> Data extract:
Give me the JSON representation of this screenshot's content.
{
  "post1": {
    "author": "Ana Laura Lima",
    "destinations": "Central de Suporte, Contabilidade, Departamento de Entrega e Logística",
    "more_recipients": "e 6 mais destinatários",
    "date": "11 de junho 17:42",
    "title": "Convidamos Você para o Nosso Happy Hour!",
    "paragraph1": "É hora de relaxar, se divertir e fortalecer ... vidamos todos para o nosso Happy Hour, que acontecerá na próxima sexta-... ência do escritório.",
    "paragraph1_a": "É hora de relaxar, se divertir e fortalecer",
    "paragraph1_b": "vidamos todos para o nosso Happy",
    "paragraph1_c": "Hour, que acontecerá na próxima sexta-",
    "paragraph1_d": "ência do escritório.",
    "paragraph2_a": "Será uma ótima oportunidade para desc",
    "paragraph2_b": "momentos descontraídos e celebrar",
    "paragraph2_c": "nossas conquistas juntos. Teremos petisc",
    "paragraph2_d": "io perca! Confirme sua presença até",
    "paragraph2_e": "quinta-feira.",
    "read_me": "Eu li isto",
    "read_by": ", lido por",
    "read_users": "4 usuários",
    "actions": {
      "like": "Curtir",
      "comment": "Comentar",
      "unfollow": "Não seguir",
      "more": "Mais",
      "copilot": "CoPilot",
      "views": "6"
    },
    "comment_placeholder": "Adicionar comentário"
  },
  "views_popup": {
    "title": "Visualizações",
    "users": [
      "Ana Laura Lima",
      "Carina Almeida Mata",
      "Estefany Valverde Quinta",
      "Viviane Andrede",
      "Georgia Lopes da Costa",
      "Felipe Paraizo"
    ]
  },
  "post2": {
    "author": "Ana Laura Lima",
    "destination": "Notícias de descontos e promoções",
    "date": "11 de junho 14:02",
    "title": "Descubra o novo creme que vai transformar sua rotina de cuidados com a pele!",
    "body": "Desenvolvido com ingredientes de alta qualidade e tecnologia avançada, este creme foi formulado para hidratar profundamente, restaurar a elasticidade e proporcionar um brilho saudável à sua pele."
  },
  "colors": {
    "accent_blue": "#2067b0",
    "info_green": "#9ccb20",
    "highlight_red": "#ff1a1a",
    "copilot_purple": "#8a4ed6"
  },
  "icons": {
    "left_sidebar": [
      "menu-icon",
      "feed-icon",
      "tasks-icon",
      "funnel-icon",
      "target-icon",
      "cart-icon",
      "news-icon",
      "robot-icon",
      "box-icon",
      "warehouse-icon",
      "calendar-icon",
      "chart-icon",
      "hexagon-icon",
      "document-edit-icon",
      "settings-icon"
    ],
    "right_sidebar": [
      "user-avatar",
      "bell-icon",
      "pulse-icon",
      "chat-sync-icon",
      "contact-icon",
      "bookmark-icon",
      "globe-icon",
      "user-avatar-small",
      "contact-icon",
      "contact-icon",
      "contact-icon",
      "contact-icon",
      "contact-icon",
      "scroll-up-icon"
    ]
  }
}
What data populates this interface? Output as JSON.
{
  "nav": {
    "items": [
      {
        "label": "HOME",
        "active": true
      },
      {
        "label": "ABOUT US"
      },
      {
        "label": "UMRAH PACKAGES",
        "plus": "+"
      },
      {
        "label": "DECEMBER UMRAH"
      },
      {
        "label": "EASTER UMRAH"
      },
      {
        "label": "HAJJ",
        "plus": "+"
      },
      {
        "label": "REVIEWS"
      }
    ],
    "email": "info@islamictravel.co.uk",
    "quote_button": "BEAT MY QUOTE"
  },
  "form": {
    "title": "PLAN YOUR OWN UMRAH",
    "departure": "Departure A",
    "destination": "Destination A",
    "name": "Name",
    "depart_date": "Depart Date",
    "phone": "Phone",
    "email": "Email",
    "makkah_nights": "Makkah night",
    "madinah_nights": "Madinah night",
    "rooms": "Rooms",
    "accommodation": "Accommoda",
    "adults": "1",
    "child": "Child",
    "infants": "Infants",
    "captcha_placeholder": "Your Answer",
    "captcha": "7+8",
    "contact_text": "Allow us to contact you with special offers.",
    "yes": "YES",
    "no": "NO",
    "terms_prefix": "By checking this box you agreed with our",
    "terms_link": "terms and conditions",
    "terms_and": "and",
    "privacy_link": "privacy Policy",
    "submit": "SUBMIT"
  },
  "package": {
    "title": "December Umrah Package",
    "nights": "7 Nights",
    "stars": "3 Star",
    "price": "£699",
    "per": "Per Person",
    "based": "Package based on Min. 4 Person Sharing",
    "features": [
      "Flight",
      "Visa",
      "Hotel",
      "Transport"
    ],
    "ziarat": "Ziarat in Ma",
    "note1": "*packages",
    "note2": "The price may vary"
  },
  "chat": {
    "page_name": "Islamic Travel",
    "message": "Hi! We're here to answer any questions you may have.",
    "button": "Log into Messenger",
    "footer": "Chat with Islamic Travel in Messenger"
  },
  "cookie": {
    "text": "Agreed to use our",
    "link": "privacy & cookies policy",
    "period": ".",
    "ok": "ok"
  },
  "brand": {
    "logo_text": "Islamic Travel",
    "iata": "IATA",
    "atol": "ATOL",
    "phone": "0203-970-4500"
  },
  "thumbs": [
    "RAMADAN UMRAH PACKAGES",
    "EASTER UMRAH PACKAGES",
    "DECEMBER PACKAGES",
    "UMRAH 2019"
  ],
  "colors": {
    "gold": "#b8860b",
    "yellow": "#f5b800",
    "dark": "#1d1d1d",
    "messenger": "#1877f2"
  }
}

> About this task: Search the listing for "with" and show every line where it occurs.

> Response area:
    "contact_text": "Allow us to contact you with special offers.",
    "terms_prefix": "By checking this box you agreed with our",
    "footer": "Chat with Islamic Travel in Messenger"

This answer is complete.